MIAMI GARDENS, Fla. -- We're a few minutes from kickoff under the South Florida gloaming. Here are a few storylines to follow during tonight's preseason game between the Kansas City Chiefs and Miami Dolphins.
This is the third weekend, meaning both teams should use their first-teamers throughout the first half and maybe beyond.
- How does RB Ricky Williams respond to being the feature back for at least the first half? RB Ronnie Brown is out with an injured right thumb.
- Does QB Chad Pennington continue to show progress in learning the Dolphins' system?
- Does WR Ernest Wilford, who could be in jeopardy of not making the 53-man roster, make his presence felt?
- What will OLB Joey Porter look like? He's dealing with multiple injuries that have the Dolphins concerned.
- Can rookie K Dan Carpenter continue to acquit himself since the Dolphins cut proven veteran Jay Feely?
Kansas City Chiefs
- Can Brodie Croyle continue to establish himself as a worthy starter? The Chiefs have scored only 13 points in Croyle's three quarters of preseason work so far.
- Which K will put his best foot forward? Nick Novak and Connor Barth are dueling for the job, and the Chiefs reportedly want to name their guy before the final preseason game.
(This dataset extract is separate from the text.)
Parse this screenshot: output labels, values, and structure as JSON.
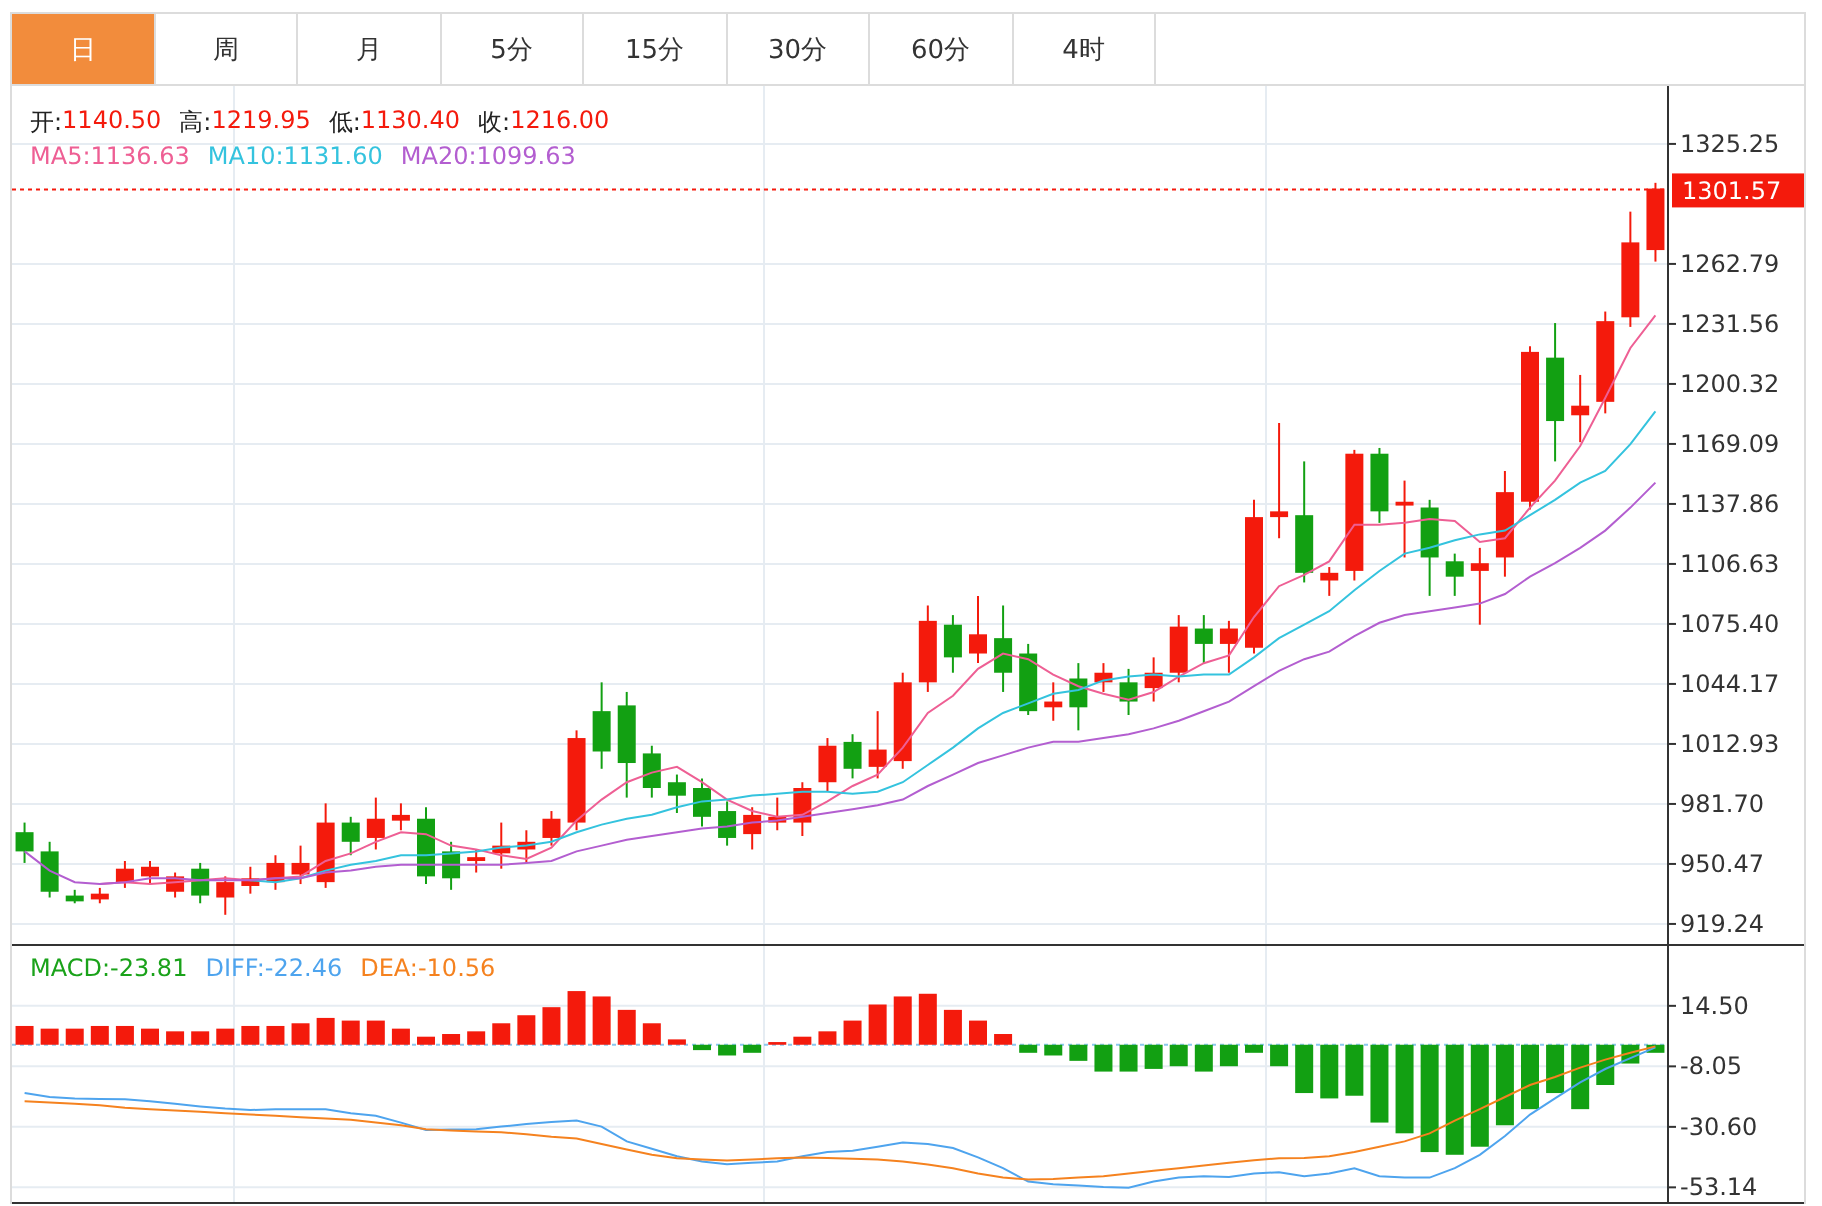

- Will the reworked defensive line make any noise against a young Dolphins front that includes two rookies? DE Turk McBride is having an impressive preseason, and first-round pick DT Glenn Dorsey is under the microscope.